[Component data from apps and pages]
· · ·

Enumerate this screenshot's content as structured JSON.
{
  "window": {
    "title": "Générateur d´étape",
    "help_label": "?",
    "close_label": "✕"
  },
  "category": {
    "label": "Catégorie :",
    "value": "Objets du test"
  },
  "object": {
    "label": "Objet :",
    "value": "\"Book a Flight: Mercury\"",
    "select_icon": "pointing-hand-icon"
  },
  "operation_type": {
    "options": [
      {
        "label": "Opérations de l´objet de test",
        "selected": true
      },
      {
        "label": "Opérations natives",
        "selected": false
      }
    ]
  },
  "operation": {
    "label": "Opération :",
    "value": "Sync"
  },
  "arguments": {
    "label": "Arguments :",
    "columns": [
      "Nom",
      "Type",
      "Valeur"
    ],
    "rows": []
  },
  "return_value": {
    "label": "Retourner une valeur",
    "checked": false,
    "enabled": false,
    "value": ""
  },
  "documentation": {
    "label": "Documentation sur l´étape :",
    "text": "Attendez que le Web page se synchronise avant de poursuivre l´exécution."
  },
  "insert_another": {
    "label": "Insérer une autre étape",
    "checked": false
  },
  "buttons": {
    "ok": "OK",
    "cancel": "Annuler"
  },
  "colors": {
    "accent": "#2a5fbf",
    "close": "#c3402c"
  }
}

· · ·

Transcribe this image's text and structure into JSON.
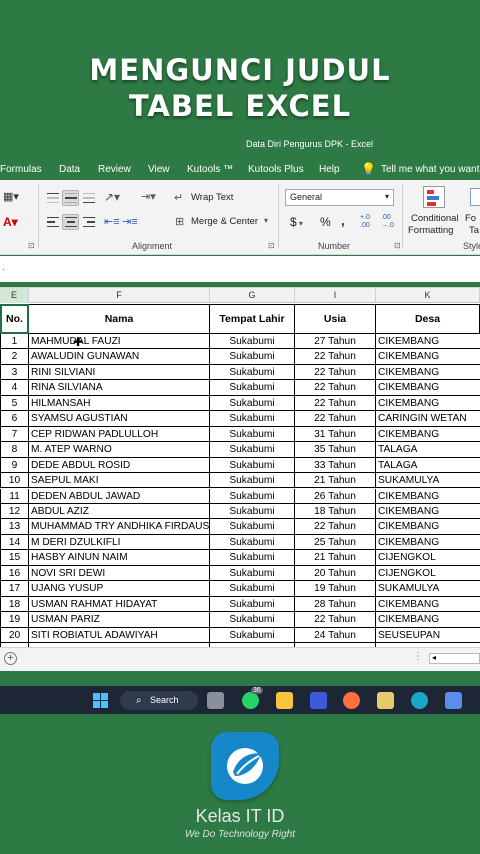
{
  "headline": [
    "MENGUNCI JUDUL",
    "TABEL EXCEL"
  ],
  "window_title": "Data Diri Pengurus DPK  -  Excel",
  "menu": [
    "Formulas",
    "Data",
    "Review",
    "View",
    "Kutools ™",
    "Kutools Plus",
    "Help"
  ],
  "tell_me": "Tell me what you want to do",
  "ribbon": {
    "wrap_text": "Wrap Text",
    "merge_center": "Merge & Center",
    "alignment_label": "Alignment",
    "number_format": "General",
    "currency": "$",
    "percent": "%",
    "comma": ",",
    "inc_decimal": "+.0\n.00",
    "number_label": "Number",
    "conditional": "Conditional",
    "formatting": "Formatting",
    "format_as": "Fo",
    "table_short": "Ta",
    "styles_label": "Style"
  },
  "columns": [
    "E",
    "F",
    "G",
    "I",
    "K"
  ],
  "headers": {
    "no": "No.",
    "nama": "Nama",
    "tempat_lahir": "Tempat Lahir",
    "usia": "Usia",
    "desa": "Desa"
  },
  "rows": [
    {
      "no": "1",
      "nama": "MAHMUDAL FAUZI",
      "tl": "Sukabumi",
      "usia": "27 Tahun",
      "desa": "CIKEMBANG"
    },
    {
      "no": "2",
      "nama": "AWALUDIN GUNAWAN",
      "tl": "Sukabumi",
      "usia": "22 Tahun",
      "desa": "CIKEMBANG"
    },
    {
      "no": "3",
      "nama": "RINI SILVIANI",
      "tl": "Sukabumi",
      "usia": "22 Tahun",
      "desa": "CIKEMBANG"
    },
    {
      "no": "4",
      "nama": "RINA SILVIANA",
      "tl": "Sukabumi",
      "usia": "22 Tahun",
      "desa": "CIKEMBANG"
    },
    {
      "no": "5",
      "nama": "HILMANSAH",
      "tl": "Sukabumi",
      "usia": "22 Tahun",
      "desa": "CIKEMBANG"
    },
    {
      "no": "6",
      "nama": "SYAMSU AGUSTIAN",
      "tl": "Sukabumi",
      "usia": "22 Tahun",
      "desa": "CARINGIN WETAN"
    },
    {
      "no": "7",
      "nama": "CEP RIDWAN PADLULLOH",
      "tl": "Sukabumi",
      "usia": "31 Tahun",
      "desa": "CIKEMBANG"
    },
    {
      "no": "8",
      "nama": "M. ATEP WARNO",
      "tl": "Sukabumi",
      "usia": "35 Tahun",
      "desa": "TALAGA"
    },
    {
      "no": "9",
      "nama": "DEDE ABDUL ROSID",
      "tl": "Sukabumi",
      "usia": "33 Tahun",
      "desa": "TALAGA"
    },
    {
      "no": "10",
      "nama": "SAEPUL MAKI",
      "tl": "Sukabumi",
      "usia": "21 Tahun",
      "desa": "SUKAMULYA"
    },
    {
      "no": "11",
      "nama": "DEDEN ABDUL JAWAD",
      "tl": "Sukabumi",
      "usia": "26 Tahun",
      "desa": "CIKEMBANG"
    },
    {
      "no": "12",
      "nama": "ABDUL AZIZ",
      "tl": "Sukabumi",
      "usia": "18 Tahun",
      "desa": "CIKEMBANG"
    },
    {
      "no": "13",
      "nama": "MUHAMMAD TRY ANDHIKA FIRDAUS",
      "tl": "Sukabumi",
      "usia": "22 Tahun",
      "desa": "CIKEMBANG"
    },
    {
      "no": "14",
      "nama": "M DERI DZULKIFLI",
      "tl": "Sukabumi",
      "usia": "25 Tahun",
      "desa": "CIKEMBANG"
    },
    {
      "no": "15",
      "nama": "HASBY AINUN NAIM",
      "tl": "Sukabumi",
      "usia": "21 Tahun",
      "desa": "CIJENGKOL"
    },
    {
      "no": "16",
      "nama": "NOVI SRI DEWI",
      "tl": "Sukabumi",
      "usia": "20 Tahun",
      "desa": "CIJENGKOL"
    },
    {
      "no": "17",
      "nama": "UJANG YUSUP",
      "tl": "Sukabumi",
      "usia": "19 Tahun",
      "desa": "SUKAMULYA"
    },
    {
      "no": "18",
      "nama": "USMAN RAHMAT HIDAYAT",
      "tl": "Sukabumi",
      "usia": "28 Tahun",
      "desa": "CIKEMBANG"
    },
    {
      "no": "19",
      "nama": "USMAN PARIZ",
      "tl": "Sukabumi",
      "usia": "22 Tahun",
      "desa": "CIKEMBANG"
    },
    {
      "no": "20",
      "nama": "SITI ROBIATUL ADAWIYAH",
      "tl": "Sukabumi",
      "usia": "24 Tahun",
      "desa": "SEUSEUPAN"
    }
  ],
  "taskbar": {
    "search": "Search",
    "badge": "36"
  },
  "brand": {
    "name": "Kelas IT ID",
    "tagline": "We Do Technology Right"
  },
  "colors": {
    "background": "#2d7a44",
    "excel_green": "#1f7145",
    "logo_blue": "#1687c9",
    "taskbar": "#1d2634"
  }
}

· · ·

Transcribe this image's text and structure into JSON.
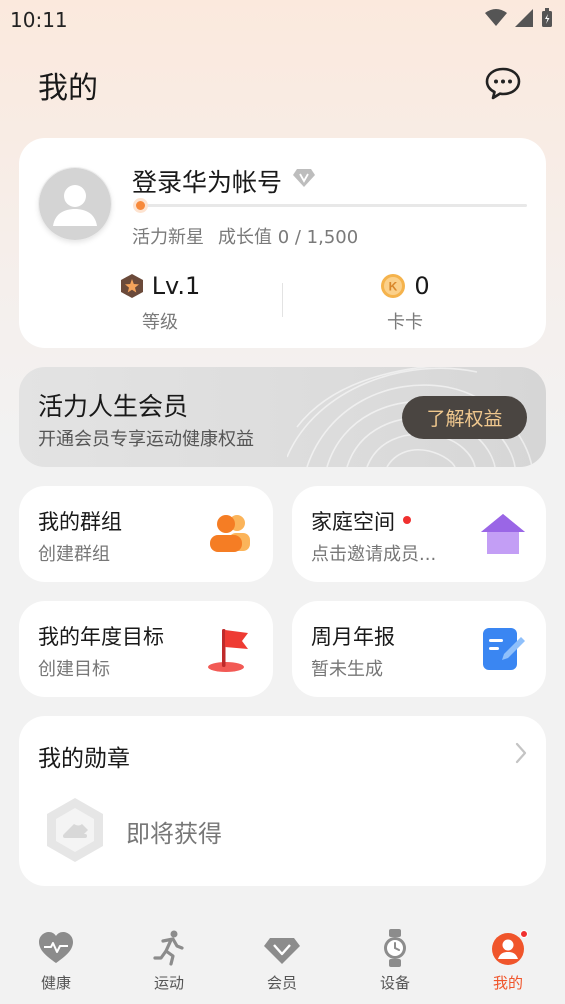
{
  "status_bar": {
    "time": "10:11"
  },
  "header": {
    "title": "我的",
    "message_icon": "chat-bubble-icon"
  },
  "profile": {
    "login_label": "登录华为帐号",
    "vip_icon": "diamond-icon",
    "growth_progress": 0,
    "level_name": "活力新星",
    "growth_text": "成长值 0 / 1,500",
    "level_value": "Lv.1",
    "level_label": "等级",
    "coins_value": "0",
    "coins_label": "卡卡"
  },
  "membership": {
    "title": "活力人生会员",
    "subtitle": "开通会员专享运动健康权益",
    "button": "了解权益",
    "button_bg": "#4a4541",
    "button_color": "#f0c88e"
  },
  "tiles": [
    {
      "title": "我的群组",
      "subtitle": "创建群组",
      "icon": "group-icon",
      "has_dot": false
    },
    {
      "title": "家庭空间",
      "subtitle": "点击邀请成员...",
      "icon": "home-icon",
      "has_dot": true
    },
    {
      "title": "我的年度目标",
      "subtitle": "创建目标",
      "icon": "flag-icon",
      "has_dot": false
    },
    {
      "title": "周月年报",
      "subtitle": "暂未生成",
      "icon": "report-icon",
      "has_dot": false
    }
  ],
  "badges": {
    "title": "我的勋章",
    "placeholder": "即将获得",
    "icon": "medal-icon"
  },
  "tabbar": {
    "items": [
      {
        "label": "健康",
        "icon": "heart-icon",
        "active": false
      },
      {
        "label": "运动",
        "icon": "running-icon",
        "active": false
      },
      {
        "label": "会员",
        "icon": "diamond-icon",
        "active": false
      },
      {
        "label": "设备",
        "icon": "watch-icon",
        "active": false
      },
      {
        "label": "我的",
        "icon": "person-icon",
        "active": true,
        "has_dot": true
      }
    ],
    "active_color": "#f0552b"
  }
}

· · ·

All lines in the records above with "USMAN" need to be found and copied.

      "nama": "USMAN RAHMAT HIDAYAT",
      "nama": "USMAN PARIZ",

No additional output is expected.